The three women shared a session about strength, literature, and internet trolls with WBUR's Meghna Chakrabarti.

Lindy West, Luvvie Ajayi

Lindy West, Luvvie Ajayi, Images provided

On Saturday, Bostonians were treated to a vibrant discussion of modern feminism, as Lindy West, Luvvie Ajayi, and Moira Weigel took the stage for a panel moderated by Meghna Chakrabarti, in the Boston Book Festival’s “Super Women” panel.

West has contributed work to the New York Times, GQ, Cosmopolitan, Jezebel, and more, and has a new book out called Shrill: Notes from a Loud Woman. Much of her blogging and digital journalism deals with sexism, homophobia, and confronting online hate. Ajayi has been promoting her book I’m Judging You: The Do-Better Manual and has a prominent online presence on her blogs Awesomely Luvvie and Awesomely Techie. Labors of Love: The Invention of Dating, Weigel’s new book, is a meticulously researched feminist history of dating and love. Super Women, indeed.

To get things started, Chakrabarti, the host of WBUR’s Radio Boston, looked out to the audience and asked, “Are you feeling strong?” A warm cheer responded in the affirmative. Scanning the room, it was very clear that the women outnumbered the men. Would these super women be preaching to the choir? Did more men need to hear this? The answer to both is probably yes, but the panelists did much more than preach in their conversation. And they didn’t skirt the tough topics. Chakrabarti began by asking the panel, “What is strong? Can you define it?” That seemingly innocuous question led to discussions of Trump and his recently leaked “locker room talk” tapes, finding “resilience in communities,” and what it means to be vulnerable. West explained that she believed strength was active, “a responsibility to call people out…but a lot of people don’t have that privilege to do so.”
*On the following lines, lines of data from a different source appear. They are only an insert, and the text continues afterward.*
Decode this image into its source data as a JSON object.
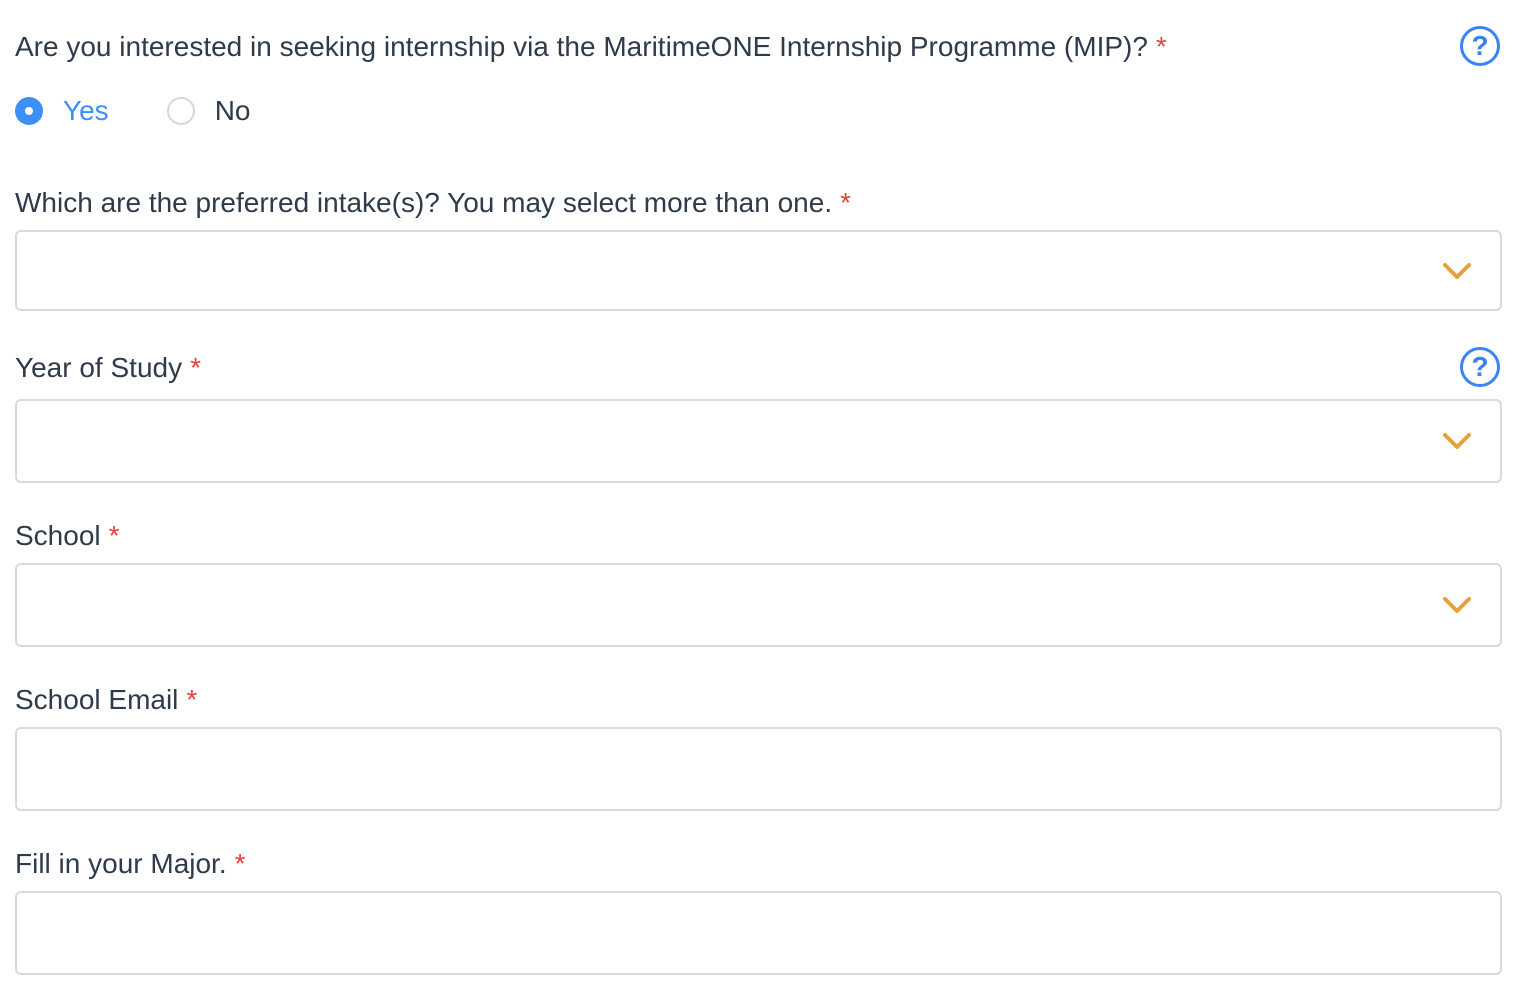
{
  "mip_question": {
    "label": "Are you interested in seeking internship via the MaritimeONE Internship Programme (MIP)?",
    "required_mark": "*",
    "help_icon": "question-circle-icon",
    "options": [
      {
        "label": "Yes",
        "selected": true
      },
      {
        "label": "No",
        "selected": false
      }
    ]
  },
  "intake": {
    "label": "Which are the preferred intake(s)? You may select more than one.",
    "required_mark": "*",
    "value": "",
    "icon": "chevron-down-icon"
  },
  "year_of_study": {
    "label": "Year of Study",
    "required_mark": "*",
    "help_icon": "question-circle-icon",
    "value": "",
    "icon": "chevron-down-icon"
  },
  "school": {
    "label": "School",
    "required_mark": "*",
    "value": "",
    "icon": "chevron-down-icon"
  },
  "school_email": {
    "label": "School Email",
    "required_mark": "*",
    "value": ""
  },
  "major": {
    "label": "Fill in your Major.",
    "required_mark": "*",
    "value": ""
  },
  "colors": {
    "accent_blue": "#3b82f6",
    "radio_blue": "#3b8ff6",
    "required_red": "#e0443e",
    "chevron_orange": "#e8a03c",
    "border_gray": "#d6d9dd",
    "text": "#2f3a4a"
  },
  "help_glyph": "?"
}
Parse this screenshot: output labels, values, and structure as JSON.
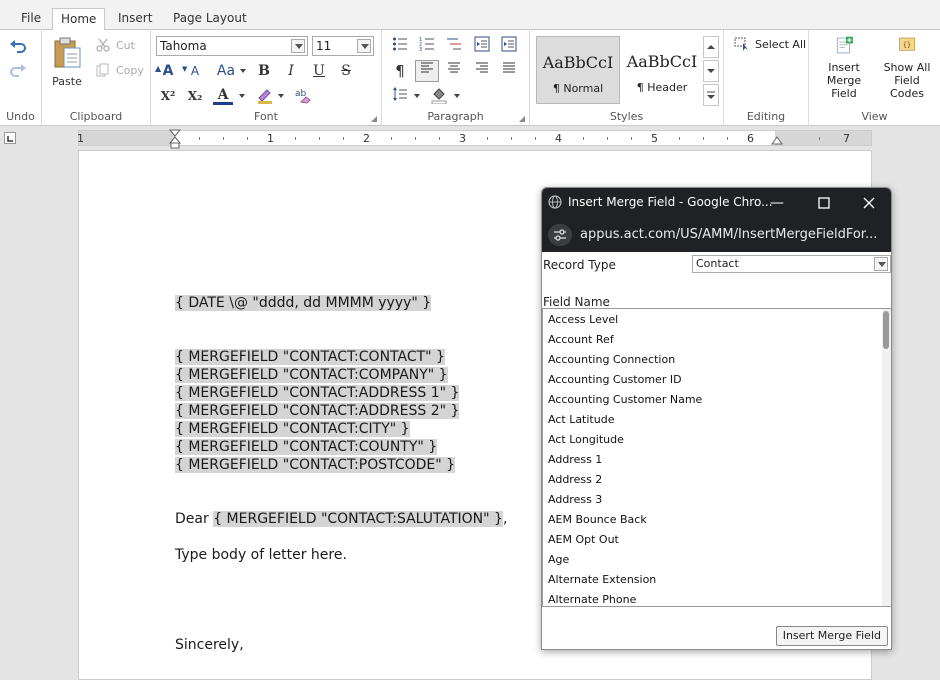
{
  "tabs": [
    "File",
    "Home",
    "Insert",
    "Page Layout"
  ],
  "active_tab": "Home",
  "ribbon": {
    "groups": {
      "undo": "Undo",
      "clipboard": "Clipboard",
      "font": "Font",
      "paragraph": "Paragraph",
      "styles": "Styles",
      "editing": "Editing",
      "view": "View"
    },
    "paste": "Paste",
    "cut": "Cut",
    "copy": "Copy",
    "font_name": "Tahoma",
    "font_size": "11",
    "grow_font": "A",
    "shrink_font": "A",
    "change_case": "Aa",
    "bold": "B",
    "italic": "I",
    "underline": "U",
    "strike": "S",
    "superscript": "X²",
    "subscript": "X₂",
    "font_color_glyph": "A",
    "styles": [
      {
        "sample": "AaBbCcI",
        "name": "¶ Normal"
      },
      {
        "sample": "AaBbCcI",
        "name": "¶ Header"
      }
    ],
    "select_all": "Select All",
    "insert_merge_field": [
      "Insert",
      "Merge Field"
    ],
    "show_all_field_codes": [
      "Show All",
      "Field Codes"
    ]
  },
  "ruler": {
    "numbers": [
      "1",
      "1",
      "2",
      "3",
      "4",
      "5",
      "6",
      "7"
    ]
  },
  "document": {
    "date_field": "{ DATE \\@ \"dddd, dd MMMM yyyy\" }",
    "address_fields": [
      "{ MERGEFIELD \"CONTACT:CONTACT\" }",
      "{ MERGEFIELD \"CONTACT:COMPANY\" }",
      "{ MERGEFIELD \"CONTACT:ADDRESS 1\" }",
      "{ MERGEFIELD \"CONTACT:ADDRESS 2\" }",
      "{ MERGEFIELD \"CONTACT:CITY\" }",
      "{ MERGEFIELD \"CONTACT:COUNTY\" }",
      "{ MERGEFIELD \"CONTACT:POSTCODE\" }"
    ],
    "dear": "Dear ",
    "salutation_field": "{ MERGEFIELD \"CONTACT:SALUTATION\" }",
    "dear_suffix": ",",
    "body": "Type body of letter here.",
    "closing": "Sincerely,"
  },
  "popup": {
    "title": "Insert Merge Field - Google Chro...",
    "url": "appus.act.com/US/AMM/InsertMergeFieldFor...",
    "record_type_label": "Record Type",
    "record_type_value": "Contact",
    "field_name_label": "Field Name",
    "fields": [
      "Access Level",
      "Account Ref",
      "Accounting Connection",
      "Accounting Customer ID",
      "Accounting Customer Name",
      "Act Latitude",
      "Act Longitude",
      "Address 1",
      "Address 2",
      "Address 3",
      "AEM Bounce Back",
      "AEM Opt Out",
      "Age",
      "Alternate Extension",
      "Alternate Phone"
    ],
    "insert_button": "Insert Merge Field"
  }
}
Privilege seemed to mark a significant through line during the panel. Chakrabarti asked West, Ajayi, and Weigel the role of men in these discussions: “What is strong masculinity?” There was a deep pause. Ajayi answered, “I need more action. Being a ‘good man’ is something you do, not something you are.” Weigel bounced off of her, saying, “it’s imperative for men to show their strength by being emotional.”

Emotional vulnerability was a key aspect of their answers. “Be vulnerable with us,” Weigel reiterated. Chakrabarti continued to press the women about the prospect of there genuinely being “good men.” They all agreed that there were men to be proud of—who were fighting the good fight—but they put emphasis on the “system.” “You can’t just say, ‘oh, I love certain men,’ here’s a list. It’s about recognizing the larger problem,” Ajayi explained.

The degree to which all of the women have maintained a sense of humor despite their often-heavy subject matter was on full display during the panel, as Weigel apologized to her mother for cursing and West brought her critical, comical lens to the discussion.

Ultimately the women offered some concrete advice to the audience. “Find mentors” and “keep writing, no matter what,” were efforts to contrast the “don’t try this at home” style of writing these women have employed in the past. They implored the audience to take active steps away from damaging systems and try their best to ignore the internet hate, “the trolls.” “I hate that word,” West chimed in. They all suggested confronting that hate with humor, but also being pragmatic. “Don’t use your address online,” West offered. “And get off White Pages.” Continue having conversations about “intersecting systems,” Weigel suggested. And Ajayi with a gesture to West, added, “Be shrill.”